Canadian Criminal Procedure and Practice/Pre-Trial Matters/Mandamus, Certiorari, and Prohibition

General Principles of Mandamus


An order of mandamus is a common law "prerogative writ" power of a superior court to order a lower court or government agent to perform a mandatory duty correctly. It is a discretionary remedy to compel a lower court to exercise jurisdiction where it has incorrectly refused to do so.[1]

A prerogative writ is a manner of correcting errors of jurisdiction made by inferior courts as well as correcting failures of natural justice or procedural fairness.[2]
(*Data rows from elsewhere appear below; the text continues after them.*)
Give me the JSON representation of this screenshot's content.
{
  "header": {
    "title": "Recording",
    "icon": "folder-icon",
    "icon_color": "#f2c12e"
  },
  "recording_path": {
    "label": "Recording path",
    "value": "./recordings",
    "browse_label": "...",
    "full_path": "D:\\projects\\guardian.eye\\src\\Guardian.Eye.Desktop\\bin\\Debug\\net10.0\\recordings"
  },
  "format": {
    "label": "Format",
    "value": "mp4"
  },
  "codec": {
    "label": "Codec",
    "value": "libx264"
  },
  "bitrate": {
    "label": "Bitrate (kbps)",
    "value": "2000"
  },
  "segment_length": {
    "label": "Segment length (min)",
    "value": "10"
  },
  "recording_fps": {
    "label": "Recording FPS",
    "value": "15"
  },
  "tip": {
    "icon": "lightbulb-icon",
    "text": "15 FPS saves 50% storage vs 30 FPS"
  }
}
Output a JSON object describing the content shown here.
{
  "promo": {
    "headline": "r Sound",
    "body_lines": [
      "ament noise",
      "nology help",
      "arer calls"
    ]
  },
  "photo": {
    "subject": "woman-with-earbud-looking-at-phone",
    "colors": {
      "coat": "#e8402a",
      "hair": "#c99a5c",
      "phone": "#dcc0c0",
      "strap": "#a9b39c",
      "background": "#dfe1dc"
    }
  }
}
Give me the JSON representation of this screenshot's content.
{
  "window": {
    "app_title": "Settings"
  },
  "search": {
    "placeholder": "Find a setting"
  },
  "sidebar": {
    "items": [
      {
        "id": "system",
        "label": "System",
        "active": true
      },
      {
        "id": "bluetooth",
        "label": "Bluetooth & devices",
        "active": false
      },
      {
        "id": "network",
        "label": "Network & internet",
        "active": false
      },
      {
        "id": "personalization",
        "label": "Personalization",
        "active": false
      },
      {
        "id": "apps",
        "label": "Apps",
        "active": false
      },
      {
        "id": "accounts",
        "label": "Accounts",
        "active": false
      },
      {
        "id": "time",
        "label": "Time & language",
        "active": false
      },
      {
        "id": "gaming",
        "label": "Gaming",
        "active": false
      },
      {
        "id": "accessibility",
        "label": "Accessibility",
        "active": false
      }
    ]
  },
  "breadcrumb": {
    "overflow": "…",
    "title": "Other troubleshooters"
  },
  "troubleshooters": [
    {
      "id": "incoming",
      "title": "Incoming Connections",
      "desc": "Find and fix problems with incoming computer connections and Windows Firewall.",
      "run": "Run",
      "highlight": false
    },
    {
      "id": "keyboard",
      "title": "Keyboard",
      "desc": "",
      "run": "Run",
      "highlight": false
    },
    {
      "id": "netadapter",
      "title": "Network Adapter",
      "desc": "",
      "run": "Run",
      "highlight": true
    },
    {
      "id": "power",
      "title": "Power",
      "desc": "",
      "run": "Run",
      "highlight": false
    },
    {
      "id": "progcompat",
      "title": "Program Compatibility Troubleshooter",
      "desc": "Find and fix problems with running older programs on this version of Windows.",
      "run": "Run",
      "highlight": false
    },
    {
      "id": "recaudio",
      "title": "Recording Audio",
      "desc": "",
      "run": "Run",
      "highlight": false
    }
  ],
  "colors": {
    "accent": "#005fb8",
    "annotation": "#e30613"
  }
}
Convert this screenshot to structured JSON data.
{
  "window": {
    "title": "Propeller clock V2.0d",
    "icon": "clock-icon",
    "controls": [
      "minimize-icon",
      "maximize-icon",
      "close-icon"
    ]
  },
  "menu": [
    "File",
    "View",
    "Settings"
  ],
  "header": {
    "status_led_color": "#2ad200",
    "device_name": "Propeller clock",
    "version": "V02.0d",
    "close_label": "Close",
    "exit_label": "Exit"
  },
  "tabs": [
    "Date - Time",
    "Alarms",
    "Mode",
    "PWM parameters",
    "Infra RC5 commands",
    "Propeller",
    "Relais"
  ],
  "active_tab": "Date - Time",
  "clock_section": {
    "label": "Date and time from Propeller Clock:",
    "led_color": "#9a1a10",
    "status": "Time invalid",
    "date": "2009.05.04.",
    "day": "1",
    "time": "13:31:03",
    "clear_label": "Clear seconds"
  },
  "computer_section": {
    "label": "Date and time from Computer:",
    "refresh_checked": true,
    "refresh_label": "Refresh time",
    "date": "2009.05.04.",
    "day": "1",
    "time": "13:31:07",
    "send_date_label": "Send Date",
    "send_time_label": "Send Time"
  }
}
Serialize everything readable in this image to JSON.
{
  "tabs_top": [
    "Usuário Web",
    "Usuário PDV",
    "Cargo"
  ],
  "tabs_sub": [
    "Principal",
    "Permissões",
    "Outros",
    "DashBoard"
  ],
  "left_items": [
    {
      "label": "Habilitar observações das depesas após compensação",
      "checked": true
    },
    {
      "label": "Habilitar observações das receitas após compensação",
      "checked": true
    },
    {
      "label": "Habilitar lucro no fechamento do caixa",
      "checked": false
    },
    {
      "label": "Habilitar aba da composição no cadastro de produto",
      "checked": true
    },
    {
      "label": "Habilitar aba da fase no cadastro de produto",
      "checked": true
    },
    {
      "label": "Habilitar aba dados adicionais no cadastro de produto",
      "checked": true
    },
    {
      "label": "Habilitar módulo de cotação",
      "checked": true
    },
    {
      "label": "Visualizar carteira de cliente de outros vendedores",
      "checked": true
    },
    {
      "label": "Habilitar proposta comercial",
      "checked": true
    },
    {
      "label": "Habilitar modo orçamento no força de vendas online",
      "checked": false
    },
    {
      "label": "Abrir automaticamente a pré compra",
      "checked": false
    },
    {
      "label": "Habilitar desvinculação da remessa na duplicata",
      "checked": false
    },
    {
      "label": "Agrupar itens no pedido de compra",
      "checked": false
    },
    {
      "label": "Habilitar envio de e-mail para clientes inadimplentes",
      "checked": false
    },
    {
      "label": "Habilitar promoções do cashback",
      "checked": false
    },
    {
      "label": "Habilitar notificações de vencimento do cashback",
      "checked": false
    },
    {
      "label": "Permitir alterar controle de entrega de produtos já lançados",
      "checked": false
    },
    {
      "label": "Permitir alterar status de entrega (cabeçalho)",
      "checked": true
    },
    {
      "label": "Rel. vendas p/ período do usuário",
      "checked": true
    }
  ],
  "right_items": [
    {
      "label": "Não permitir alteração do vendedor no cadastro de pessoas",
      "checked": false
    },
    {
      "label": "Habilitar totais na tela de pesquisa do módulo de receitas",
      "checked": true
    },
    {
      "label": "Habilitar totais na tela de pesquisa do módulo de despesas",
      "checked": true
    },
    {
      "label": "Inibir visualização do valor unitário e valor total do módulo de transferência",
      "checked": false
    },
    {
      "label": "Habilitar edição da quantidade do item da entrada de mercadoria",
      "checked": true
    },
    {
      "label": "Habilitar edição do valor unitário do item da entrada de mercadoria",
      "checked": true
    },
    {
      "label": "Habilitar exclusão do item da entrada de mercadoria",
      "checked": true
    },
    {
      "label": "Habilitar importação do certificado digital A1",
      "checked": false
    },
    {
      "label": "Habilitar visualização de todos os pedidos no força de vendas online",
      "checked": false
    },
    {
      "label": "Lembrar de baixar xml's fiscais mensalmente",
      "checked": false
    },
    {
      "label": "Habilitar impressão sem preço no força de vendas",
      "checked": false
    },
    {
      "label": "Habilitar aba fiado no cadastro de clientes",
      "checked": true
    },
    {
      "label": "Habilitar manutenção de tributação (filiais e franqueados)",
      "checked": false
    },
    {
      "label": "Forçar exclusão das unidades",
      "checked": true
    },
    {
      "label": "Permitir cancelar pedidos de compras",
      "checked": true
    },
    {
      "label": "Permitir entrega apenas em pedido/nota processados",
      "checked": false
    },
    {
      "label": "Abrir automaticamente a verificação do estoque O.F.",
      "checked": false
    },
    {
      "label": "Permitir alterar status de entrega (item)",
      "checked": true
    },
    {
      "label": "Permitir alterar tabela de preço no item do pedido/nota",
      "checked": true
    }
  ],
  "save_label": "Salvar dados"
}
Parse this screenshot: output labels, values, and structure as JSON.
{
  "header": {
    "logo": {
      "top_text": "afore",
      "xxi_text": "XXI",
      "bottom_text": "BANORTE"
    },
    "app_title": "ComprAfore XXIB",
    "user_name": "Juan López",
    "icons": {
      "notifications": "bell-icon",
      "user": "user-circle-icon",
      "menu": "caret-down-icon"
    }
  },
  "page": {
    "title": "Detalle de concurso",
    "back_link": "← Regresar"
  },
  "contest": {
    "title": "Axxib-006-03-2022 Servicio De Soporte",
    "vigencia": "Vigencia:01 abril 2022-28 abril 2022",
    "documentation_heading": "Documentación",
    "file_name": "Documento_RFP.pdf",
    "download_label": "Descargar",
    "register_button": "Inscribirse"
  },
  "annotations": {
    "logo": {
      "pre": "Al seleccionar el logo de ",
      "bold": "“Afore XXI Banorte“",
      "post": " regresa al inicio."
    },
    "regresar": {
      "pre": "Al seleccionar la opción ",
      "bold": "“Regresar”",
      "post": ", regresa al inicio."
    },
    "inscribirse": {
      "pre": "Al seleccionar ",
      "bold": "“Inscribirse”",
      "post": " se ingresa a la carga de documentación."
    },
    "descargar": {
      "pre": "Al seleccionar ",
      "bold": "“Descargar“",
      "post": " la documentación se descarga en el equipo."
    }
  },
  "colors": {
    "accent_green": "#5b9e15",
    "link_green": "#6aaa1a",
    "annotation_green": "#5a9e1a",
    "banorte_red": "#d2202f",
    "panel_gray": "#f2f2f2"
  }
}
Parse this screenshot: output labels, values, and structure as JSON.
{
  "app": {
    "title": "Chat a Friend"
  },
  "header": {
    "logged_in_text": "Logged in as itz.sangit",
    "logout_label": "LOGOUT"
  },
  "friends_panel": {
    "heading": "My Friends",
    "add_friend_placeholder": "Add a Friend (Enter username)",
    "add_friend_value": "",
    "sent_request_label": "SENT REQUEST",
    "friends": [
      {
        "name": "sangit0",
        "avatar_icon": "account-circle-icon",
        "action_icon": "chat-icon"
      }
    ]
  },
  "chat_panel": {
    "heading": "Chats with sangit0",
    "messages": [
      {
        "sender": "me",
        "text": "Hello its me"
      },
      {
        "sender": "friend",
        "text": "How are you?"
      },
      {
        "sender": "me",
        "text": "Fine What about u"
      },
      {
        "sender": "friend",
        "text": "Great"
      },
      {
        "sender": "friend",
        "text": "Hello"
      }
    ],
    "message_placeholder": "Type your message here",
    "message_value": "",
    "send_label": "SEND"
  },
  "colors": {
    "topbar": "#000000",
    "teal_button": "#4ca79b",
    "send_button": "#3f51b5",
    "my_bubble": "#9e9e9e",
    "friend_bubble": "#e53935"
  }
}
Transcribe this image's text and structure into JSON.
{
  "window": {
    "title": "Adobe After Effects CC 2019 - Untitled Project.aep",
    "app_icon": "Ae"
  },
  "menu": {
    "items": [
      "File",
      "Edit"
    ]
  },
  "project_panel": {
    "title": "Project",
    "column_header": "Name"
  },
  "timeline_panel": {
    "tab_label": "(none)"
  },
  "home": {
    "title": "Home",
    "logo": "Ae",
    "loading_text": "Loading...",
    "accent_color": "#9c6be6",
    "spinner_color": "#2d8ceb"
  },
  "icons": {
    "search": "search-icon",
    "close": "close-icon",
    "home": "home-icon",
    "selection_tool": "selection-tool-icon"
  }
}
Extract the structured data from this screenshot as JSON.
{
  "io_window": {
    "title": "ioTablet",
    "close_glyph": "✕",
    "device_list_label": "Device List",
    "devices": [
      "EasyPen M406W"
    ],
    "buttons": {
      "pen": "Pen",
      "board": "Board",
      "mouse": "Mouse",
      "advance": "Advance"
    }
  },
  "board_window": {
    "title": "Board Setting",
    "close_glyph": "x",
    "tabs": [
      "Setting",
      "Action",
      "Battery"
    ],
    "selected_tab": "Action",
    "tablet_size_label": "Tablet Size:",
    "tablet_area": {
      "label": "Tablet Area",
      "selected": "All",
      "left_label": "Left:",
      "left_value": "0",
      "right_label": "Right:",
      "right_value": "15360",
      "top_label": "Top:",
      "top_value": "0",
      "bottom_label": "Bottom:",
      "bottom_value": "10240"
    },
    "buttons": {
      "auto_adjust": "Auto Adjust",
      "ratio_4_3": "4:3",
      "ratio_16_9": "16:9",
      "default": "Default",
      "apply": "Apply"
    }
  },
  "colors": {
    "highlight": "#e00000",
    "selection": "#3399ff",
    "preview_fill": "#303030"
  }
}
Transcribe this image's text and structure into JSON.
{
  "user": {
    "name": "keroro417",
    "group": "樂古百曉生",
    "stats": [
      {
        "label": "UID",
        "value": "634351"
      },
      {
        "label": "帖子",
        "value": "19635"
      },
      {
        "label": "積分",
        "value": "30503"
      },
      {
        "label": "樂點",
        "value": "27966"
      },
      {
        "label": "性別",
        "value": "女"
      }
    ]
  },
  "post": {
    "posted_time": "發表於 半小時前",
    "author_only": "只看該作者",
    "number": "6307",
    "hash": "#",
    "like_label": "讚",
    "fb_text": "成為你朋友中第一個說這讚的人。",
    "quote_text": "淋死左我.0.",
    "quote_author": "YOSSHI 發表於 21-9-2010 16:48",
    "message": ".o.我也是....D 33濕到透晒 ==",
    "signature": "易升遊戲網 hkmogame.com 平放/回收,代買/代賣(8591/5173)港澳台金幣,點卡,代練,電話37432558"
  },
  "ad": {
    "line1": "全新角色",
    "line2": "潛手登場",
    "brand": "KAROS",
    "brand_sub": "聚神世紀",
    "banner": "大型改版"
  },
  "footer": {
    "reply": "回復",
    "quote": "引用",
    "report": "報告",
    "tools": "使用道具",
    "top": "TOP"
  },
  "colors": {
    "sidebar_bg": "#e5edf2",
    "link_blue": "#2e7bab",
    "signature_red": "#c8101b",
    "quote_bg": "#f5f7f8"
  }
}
When the duty is of a judicial nature, mandamus is not available regardless of whether the decision was incorrect. No superior court can change that decision except for exceptional circumstances such as prejudice, bias, personal interest, dishonesty, and the like.[3]

The order is only available where the body refuses to exercise its jurisdiction.[4]

Despite having jurisdiction, a superior court can refuse prerogative relief if there is an equally effective alternative remedy.[5]

  1. R. v. MacDonald, 2007 NSSC 255 at 17
  2. R. v. Forsythe , [1980] 2 S.C.R. 268, 53 C.C.C. (2d) 225
  3. R. v. Coughlan (1969), [1970] 3 C.C.C. 61 (Alta. T.D.) at p. 72
  4. R. v. Faber, (1987), 38 C.C.C. (3d) 49 (Que. Sup. Ct.) at 54
  5. Harelkin v University of Regina, [1979] 2 SCR 561 at p. 588

General Principles of Certiorari


Certiorari is type of common law writ where the applicant seeks judicial review of a judge's decision by a higher court. It can only be issued when the reviewable court has exceeded its jurisdiction[1] or otherwise a breach of the rules of natural justice, fraud, or an error of law so fundamental a character that it constitutes a defect amounting to a failure or excess of jurisdiction.[2]

It is not sufficient that there be an error on a Charter issue, statutory interpretation, admissibility of evidence, or sufficiency of evidence.[3]

It is for this reason that the reviewing court's job is different from that of a court on a straight appeal.[4]

A successful application of certiorari will quash the reviewed decision of the lower court.

  1. Patterson v. The Queen (1970), 2 C.C.C. (2d) 227 citing Lord Sumner in R. v. Nat Bell Liquors, Ltd. (1922), 47 C.C.C. 129 (P.C.): :That the superior Court should be bound by the record is inherent in the nature of the case. Its jurisdiction is to see that the inferior Court has not exceeded its own, and for that very reason it is bound not to interfere in what has been done within that jurisdiction, for in so doing it would itself, in turn, transgress the limits within which its own jurisdiction of supervision, not of review, is confined. That supervision goes to two points: one is the area of the inferior jurisdiction and the qualifications and conditions of its exercise; the other is the observance of the law in the course of its exercise.
  2. Re Madden, et al. v. The Queen (1977), 35 C.C.C. (2d) 381 (Ont. H.C.J.))
  3. R. v. MacDonald, 2007 NSSC 255
  4. R v Innocente, 2004 NSCA 18 ("The role of the reviewing judge on an application for certiorari is thus substantially different from that of a judge on appeal. It is only when the judge whose decision is being reviewed has acted in excess of his or her jurisdiction or has breached the principles of natural justice that certiorari will be granted.")

Case Digests

  • R. v. Coughlan (1969), [1970] 3 C.C.C. 61 (Alta. T.D.) - applicant sought to compel a magistrate to issue a summons or warrant who refused to do so after a hearing. The reviewing judge refused to order the writ as it was a discretionary decision of the magistrate.
  • R. v. Faber, (1987), 38 C.C.C. (3d) 49 (Que. Sup. Ct.) - applicant sought to compel the attorney general to withdraw a stay of proceedings against someone charged with murder